How to complete this task — Scan the entries below and extract each line with the word "xmlns" in it.

Material provided —
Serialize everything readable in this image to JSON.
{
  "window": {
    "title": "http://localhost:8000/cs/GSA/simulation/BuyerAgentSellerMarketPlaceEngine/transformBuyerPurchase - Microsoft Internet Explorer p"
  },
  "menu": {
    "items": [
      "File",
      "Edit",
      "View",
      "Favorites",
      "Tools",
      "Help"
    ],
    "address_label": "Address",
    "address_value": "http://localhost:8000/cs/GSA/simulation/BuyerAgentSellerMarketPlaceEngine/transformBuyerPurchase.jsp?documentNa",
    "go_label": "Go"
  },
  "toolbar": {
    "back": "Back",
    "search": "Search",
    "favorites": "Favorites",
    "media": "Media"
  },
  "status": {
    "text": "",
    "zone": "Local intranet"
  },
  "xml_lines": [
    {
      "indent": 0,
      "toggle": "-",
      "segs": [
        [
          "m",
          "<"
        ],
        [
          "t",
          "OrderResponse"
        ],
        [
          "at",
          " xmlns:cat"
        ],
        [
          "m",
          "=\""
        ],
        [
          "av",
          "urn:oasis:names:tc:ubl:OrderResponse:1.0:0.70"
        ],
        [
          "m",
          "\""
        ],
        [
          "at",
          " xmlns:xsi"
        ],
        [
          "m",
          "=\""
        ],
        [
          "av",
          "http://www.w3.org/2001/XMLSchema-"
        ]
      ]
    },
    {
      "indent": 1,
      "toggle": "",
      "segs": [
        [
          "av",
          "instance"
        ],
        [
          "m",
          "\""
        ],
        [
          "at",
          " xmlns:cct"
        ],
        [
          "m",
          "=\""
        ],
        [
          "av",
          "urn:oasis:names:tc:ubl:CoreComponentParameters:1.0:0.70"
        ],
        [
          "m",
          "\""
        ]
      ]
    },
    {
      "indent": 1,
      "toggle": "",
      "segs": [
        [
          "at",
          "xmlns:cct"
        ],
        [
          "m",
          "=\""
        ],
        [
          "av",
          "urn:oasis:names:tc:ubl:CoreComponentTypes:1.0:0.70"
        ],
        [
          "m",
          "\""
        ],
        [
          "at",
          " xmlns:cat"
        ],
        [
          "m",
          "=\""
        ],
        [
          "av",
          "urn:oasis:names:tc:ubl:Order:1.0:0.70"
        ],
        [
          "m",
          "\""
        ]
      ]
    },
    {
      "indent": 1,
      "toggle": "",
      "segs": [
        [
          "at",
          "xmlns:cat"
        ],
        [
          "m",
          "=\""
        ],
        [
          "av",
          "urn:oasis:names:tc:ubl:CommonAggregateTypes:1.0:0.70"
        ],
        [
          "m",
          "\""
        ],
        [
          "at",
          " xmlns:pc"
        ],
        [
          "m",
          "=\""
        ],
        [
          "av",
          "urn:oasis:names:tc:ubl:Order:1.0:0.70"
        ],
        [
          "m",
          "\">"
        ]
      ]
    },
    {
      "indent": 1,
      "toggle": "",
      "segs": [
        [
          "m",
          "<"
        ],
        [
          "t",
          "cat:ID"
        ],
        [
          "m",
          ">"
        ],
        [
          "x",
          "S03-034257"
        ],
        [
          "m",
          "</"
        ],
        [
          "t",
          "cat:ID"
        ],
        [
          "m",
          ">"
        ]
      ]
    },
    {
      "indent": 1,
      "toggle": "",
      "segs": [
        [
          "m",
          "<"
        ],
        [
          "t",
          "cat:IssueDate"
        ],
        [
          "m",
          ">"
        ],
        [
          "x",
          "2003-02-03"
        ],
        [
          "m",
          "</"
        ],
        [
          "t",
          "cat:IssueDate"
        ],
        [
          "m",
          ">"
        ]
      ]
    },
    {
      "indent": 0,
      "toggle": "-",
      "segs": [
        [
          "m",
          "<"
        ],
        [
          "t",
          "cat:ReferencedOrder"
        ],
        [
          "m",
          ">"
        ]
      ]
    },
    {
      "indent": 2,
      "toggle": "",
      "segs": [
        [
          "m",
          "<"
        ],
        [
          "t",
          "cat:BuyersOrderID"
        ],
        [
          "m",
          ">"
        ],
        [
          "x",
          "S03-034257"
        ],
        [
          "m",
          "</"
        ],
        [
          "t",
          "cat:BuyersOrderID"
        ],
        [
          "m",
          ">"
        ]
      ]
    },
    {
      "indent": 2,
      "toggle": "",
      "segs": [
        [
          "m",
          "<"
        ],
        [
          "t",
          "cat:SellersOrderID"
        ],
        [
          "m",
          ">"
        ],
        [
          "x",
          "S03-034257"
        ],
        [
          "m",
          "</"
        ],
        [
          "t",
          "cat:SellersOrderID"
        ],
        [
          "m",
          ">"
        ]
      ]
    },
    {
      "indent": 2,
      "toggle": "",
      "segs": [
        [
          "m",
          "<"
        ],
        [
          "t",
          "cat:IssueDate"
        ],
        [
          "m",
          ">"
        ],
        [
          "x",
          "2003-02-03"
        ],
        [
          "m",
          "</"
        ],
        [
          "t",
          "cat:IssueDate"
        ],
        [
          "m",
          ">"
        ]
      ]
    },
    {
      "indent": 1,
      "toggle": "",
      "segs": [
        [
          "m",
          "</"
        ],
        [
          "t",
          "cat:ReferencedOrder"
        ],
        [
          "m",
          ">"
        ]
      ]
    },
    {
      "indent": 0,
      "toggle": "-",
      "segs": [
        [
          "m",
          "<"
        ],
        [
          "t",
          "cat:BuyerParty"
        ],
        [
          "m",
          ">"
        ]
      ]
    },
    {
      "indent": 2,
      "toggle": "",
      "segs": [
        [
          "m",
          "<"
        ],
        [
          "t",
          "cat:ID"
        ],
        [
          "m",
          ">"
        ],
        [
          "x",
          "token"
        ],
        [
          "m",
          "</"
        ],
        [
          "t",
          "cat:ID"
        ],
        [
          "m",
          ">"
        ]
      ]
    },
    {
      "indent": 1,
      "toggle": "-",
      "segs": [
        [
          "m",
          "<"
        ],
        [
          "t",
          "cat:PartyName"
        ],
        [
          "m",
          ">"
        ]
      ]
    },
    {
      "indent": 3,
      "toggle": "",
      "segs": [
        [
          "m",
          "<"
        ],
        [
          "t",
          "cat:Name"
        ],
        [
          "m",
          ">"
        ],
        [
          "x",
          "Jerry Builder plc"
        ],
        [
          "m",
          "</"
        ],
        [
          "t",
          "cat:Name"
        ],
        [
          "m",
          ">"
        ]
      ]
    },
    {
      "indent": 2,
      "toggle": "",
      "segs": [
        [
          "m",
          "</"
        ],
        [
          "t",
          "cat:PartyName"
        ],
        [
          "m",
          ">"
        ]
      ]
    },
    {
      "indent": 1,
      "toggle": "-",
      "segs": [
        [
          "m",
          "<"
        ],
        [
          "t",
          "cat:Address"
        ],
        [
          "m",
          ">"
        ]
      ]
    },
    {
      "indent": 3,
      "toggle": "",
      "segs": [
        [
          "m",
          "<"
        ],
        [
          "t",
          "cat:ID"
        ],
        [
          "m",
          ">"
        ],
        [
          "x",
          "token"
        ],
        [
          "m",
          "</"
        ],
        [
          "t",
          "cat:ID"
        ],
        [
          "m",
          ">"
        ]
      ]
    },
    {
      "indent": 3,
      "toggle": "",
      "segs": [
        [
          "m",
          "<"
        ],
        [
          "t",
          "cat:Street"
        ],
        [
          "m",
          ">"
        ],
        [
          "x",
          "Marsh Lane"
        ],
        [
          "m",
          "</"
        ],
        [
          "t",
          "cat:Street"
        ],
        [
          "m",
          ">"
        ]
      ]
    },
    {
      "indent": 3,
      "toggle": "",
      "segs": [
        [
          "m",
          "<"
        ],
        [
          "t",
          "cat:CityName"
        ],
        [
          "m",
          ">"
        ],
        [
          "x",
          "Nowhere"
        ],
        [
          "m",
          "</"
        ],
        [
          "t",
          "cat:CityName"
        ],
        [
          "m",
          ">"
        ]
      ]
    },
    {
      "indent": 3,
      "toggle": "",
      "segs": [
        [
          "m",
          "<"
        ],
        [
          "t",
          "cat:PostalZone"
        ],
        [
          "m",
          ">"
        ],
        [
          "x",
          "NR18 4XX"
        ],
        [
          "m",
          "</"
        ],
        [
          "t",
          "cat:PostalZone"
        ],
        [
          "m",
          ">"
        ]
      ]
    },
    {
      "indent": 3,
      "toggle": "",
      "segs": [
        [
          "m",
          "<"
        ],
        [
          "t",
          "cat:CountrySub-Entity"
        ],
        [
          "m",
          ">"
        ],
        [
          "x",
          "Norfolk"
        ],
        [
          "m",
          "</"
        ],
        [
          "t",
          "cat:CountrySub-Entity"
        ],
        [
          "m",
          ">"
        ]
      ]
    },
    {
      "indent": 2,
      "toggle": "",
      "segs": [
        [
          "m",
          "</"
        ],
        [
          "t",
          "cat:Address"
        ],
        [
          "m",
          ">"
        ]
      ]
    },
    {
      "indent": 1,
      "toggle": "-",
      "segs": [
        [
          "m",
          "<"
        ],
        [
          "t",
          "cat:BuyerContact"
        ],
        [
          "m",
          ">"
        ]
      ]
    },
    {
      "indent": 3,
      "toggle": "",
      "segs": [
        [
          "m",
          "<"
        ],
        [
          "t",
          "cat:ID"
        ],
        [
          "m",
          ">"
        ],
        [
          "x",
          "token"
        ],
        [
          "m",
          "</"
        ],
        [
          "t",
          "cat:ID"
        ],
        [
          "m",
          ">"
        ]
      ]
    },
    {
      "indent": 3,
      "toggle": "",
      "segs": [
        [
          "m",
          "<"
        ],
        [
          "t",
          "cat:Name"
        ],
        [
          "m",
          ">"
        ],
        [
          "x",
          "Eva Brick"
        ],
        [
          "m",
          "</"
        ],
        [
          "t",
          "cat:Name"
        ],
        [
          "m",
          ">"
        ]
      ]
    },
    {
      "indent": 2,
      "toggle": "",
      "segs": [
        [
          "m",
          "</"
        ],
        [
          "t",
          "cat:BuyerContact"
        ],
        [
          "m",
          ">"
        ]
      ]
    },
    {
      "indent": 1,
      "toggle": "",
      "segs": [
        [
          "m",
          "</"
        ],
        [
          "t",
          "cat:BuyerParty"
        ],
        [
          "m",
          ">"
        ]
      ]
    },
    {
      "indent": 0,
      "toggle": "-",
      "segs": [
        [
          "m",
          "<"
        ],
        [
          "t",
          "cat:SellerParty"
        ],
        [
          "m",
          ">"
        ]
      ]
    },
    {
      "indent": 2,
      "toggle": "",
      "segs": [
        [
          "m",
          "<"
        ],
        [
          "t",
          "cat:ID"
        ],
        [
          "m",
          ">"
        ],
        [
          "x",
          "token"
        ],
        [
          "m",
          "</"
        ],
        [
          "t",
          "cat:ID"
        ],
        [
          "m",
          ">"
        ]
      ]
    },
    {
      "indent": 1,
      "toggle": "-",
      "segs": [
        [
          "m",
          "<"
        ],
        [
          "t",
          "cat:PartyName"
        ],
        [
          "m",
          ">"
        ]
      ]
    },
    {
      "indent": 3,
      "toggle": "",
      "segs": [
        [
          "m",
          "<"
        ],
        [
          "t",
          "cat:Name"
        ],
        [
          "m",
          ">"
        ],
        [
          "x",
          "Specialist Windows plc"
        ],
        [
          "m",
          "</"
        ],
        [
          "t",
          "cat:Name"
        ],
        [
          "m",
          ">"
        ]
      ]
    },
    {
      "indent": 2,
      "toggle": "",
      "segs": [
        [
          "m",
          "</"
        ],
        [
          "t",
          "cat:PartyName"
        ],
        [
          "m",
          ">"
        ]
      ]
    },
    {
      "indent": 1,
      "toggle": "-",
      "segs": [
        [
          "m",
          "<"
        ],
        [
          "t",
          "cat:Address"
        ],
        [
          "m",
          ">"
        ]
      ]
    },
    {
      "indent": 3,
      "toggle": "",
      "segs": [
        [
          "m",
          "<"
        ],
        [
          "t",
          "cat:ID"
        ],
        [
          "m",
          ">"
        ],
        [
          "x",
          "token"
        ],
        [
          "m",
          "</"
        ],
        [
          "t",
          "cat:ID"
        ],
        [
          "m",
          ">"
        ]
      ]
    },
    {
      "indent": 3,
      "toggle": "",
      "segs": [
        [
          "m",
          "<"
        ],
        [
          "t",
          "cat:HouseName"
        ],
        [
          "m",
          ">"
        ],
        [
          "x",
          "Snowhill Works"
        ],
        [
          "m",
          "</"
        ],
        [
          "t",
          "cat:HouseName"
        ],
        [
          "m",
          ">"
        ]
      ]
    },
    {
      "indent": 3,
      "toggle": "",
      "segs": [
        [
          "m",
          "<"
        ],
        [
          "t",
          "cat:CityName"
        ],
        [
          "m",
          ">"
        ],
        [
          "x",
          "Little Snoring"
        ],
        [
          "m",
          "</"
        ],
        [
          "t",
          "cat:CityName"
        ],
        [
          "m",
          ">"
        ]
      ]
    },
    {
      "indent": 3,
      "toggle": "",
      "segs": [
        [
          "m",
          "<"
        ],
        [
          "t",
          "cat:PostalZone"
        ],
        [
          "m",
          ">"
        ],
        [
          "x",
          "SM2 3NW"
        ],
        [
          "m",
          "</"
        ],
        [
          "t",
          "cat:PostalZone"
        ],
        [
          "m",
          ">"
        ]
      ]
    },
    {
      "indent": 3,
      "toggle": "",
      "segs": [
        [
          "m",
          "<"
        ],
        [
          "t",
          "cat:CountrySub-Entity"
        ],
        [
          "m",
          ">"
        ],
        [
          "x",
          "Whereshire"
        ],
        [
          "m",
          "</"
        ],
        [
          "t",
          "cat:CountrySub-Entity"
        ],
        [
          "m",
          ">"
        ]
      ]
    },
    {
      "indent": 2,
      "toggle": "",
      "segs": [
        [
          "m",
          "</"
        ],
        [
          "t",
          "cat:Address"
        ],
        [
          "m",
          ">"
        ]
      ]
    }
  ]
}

Problem solution —
          " xmlns:cat"
          " xmlns:xsi"
          " xmlns:cct"
          "xmlns:cct"
          " xmlns:cat"
          "xmlns:cat"
          " xmlns:pc"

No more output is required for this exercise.